|Volume 49 Number 3, March 2, 2019||ARCHIVE||HOME||JBCENTRE||SUBSCRIBE|
Honda has confirmed it will close its Swindon car plant in 2021, with the loss of 3,500 jobs.
Referring to diesel and electric cars, senior vice-president for Honda in Europe Ian Howells said the decision to close Swindon was driven by big changes in the car industry. "We're seeing unprecedented change in the industry on a global scale. We have to move very swiftly to electrification of our vehicles because of demand of our customers and legislation".
This move to electric "has to be in a marketplace of a size for Honda where it makes investment worthwhile," said Howell. "The conclusion coming out of that is that doesn't include Swindon - the relative size of the marketplace in Europe is significantly different." And not only Swindon: Honda also announced it would stop making the Civic at its plant in Turkey the same year.
Honda builds 160,000 Civics a year in Swindon, 90% of which are exported to the US and the EU. A significant factor in the company's motivation to move to Japan is the new EU-Japan Economic Partnership Agreement, which came into effect on February 1. This agreement has created the world's largest free trade zone, providing far greater scope for monopolies to move and manoeuvre to serve their own ends. The workers and their jobs are therefore left high and dry by the arrangements of global capital and movements around the world where it suits them best.
The response of Business Secretary Greg Clark, acknowledging the situation with acceptance as "devastating", was to announce his intention to convene a taskforce with local MPs, civic and business leaders, as well as trade union representatives, to "help" Honda workers get new skilled jobs.
Unite Regional Officer Alan Tomala said the scale of job losses was "enormous" and workers felt "betrayed".
Workers were even seen stopping their cars and talking to the media, saying that the car industry is so important that the town could become barren like Detroit. Suppliers will be affected, local spending power will be reduced, and shops, retailers and smaller businesses will go under, they said. "I've been here 19 years and it's devastating for all involved," said one worker. "You've only got to look across the road at the large warehouses here too. I don't know what the jobs will be replaced with." This plant was built by workers in Swindon over many years. A 1980s enterprise, it came out of an agreement between Honda, British Leyland and the government early that decade. Pressed steel body components belonged to British Leyland, which was state-owned at the time. The collaboration became the hallmark of modern body build and paint epitomised by the famous Triumph Acclaim, which was made by British Leyland, based on the Honda Ballade and fitted with an engine designed by Honda. Honda gained capital in terms of buildings, machinery and social product. Operations in Swindon subsequently started in 1989.

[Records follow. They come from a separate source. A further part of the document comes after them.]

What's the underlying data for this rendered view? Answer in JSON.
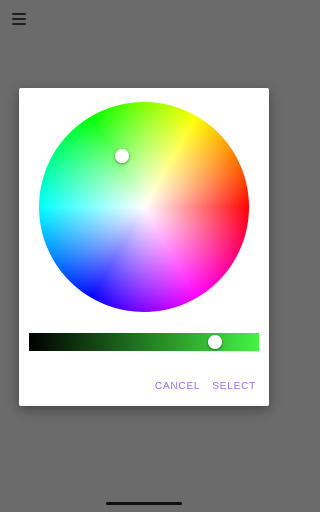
{
  "app_bar": {
    "menu_icon": "menu-icon"
  },
  "color_picker": {
    "selected_color": "#43f543",
    "brightness": 0.81,
    "actions": {
      "cancel_label": "CANCEL",
      "select_label": "SELECT"
    }
  }
}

The question is therefore asked: What right have Honda to move this means of production to Japan? It can only be their assumed right as a monopoly, with its narrow competing private interests, trumping the workers' right to a livelihood. Meanwhile, the neo-liberal government will not interfere in what it calls "commercial decisions", regardless of this question and the impact of the move.
The demand should be that production continue in Swindon, regardless of the decision of Honda. Workers need to seriously discuss the question of why the interests of the workers and the economy can be so easily devastated by the self-interested actions of global businesses. These businesses are powerful monopolies who demand arrangements that enable them to act at will. Workers demand a say and to have control over such matters that affect their lives. Keep production running at Swindon!